- The O’Bagy / McCain problem. I worry about the rush to confirm commentary that agrees with what we would like to believe. This is a particularly a problem for contexts where there is low baseline knowledge (i.e., all of Africa). I certainly saw this with the Menkaus piece, which many other regional specialists would have quickly dismissed as far too sunny a picture.* Bias in one direction or another wouldn’t be a terrible thing, if the US government invested in in-house expertise or used a broad swathe of regional experts to inform policy. But, at least from where I sit, regional expertise (especially Africa expertise) is largely silo-ed off from the policy world in the US, meaning that there are, at best, too few informed voices and, at worst, a reliance on COIN specialists who simply cannot know well all the countries on which they are expected to comment. The UK is vastly better at both building expertise within the foreign service and seriously engaging with (and funding) scholarship. I’m not sure this is getting worse in the States, but it feels like it’s getting worse.
- Terrorism as strongly transnationally-linked, as Al Qaeda-influenced. With Al Shabaab and most other violent Islamist organizations in Africa, there’s also been a rush to view all terrorist attacks on the continent through the lens of Al Qaeda and international signaling. Thus, the very real (and overwhelmingly domestic) uptick in Al Shabaab’s use of terrorist attacks is viewed as a sign of increasing integration with Al Qaeda, as an attempt to curry favor with Al Qaeda, as a move that naturally alienates Shabaab from its base. None of that is necessarily true. Indeed, as Hanson suggests, Shabaab has played local and international games simultaneously since its inception. But Shabaab does have strong connections with Al Qaeda and global Islamism. In other cases, connections are much weaker and local dynamics much more important. For instance, journalists have often insinuated a strong international component to Boko Haram terrorism in Nigeria, despite little evidence that this exists. During the operation in Mali, there were suggestions of cooperation between Mali’s Islamists and Boko Haram — with no evidence that this was the case. Even in the past couple of days, I’ve heard two political scientists suggest that Boko Haram attacks in Yobe were a form of outbidding in response to Westgate.

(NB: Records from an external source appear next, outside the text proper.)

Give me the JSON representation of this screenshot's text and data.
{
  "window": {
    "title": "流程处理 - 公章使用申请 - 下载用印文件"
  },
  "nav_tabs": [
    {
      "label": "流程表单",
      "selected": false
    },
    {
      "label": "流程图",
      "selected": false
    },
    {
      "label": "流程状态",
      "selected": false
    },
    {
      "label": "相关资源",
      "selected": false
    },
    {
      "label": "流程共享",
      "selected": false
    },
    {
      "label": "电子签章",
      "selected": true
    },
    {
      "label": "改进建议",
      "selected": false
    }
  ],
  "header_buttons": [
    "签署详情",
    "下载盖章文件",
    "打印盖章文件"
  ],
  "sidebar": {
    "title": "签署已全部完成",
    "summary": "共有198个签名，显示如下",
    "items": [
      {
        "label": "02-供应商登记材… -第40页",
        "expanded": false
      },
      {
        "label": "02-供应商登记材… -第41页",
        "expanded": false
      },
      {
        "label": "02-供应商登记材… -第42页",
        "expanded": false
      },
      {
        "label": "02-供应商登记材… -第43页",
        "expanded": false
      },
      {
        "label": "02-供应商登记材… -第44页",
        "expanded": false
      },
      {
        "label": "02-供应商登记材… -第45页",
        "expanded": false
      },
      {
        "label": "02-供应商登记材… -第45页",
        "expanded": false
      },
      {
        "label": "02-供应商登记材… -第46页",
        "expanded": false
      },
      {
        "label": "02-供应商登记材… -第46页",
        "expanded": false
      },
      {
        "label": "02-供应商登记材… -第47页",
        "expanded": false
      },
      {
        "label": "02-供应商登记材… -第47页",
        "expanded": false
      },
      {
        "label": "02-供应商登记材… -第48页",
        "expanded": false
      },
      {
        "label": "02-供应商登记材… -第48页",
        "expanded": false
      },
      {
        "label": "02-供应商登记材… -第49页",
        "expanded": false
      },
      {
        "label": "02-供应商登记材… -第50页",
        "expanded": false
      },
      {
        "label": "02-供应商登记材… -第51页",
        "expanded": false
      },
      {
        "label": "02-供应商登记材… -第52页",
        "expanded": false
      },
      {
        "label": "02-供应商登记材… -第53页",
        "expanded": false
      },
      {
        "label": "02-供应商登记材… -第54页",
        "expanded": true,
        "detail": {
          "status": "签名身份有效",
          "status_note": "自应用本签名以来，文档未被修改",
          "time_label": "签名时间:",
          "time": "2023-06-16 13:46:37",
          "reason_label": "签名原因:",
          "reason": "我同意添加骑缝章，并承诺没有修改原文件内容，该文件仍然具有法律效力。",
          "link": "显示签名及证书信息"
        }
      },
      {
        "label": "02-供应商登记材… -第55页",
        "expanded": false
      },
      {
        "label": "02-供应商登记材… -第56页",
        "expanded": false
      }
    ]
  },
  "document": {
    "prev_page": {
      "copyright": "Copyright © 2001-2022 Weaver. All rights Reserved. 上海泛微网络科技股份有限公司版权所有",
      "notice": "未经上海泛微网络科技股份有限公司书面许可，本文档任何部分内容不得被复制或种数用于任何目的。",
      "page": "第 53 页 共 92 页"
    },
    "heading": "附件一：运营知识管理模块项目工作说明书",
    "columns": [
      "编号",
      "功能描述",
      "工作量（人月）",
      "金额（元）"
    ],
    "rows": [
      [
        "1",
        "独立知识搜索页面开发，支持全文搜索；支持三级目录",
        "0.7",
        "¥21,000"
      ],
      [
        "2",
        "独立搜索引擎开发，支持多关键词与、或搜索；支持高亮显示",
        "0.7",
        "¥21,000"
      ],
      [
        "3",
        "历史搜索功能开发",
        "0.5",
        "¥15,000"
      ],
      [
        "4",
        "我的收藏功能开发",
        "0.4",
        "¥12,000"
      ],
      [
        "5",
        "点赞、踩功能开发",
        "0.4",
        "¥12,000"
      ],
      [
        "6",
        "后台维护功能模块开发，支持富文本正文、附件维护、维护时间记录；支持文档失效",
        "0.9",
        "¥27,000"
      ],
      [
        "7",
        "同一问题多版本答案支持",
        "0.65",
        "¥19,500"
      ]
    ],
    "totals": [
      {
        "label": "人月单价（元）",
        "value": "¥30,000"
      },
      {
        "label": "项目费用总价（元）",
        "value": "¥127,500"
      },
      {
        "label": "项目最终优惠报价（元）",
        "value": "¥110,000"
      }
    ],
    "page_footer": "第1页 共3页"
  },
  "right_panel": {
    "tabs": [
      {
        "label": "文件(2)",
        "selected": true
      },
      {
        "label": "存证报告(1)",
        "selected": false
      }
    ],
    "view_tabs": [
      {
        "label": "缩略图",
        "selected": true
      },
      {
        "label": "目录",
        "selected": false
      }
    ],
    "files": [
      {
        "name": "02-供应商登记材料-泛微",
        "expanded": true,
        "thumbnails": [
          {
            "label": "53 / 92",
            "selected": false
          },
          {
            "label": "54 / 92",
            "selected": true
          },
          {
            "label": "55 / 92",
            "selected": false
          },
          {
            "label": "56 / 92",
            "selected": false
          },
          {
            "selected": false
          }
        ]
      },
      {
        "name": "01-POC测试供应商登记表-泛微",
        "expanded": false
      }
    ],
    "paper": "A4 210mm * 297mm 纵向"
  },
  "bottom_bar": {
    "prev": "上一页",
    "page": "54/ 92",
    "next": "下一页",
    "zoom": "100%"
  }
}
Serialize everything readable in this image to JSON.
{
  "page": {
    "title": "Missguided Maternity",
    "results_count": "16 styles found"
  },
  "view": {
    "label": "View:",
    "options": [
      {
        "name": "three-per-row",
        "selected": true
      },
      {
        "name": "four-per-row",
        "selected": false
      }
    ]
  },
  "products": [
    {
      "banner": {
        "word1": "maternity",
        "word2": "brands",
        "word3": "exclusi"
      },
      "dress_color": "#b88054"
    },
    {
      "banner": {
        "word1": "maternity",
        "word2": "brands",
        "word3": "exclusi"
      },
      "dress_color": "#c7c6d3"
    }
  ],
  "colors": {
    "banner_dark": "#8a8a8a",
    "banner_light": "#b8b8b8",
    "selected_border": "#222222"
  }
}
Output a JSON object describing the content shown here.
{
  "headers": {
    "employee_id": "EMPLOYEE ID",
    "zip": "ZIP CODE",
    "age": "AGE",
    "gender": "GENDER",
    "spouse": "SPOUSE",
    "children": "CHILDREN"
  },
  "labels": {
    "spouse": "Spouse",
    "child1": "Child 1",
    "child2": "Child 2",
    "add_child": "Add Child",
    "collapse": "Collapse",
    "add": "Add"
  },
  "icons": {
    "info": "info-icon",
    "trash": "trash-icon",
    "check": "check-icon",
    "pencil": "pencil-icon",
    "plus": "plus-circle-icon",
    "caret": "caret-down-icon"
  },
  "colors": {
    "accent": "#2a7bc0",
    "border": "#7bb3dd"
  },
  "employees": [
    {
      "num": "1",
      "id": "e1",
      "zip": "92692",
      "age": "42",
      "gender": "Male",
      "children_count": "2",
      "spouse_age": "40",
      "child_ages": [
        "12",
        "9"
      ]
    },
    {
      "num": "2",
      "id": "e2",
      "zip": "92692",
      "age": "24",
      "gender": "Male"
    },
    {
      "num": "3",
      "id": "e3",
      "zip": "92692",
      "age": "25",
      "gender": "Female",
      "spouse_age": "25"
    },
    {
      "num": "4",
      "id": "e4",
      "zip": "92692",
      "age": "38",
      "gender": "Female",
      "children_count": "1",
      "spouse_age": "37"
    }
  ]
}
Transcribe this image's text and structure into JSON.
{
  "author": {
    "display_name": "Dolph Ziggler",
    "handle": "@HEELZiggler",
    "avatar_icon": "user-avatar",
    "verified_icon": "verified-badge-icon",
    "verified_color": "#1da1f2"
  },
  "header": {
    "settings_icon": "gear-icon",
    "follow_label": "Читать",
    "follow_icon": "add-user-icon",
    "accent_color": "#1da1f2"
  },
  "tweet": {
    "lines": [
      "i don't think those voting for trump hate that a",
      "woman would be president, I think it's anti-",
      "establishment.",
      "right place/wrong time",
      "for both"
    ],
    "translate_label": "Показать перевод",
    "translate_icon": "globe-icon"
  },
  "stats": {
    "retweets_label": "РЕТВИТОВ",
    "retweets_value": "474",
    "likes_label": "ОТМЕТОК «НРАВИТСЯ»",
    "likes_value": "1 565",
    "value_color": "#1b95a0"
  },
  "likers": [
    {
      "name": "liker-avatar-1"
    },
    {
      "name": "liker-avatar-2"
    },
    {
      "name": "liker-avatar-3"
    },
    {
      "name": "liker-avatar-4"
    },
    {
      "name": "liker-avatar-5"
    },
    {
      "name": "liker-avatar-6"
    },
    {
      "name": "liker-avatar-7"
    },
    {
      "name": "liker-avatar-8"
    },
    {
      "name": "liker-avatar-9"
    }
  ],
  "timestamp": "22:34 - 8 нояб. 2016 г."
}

The growth in terrorism and Islamism across north Africa and the Sahel is real. But the organizations behind these trends are often quite canny in leveraging local grievances and pre-existing social institutions unrelated to Wahhabi Islam. More importantly, I’m skeptical that we can link tactics and appeals to particular configurations of organizational resources or particular moments in organizational lifecycles. Increased collaboration with Al Qaeda, increased deployment of the language associated with international Islamist organizations, increased attacks on soft targets or international actors: these things can convey weakness. For instance, they might suggest a greater need to recruit from abroad, build local prestige via high-visibility attacks, or attrack money from Al Qaeda sympathists in the Gulf. But they can easily coexist with strong organization, with less religiously- or internationally-centered local recruitment, with adaptable leadership capable of playing a sustained, long-term, two-level game.
It makes sense that American-based analysts would tend to overestimate both the importance of international audiences and the extent of international collaboration … but these distortions shape policy. And they lead to what is quickly become a single approach to counterterrorism: increased US and Israeli training and support of local militaries — with some not-great consequences.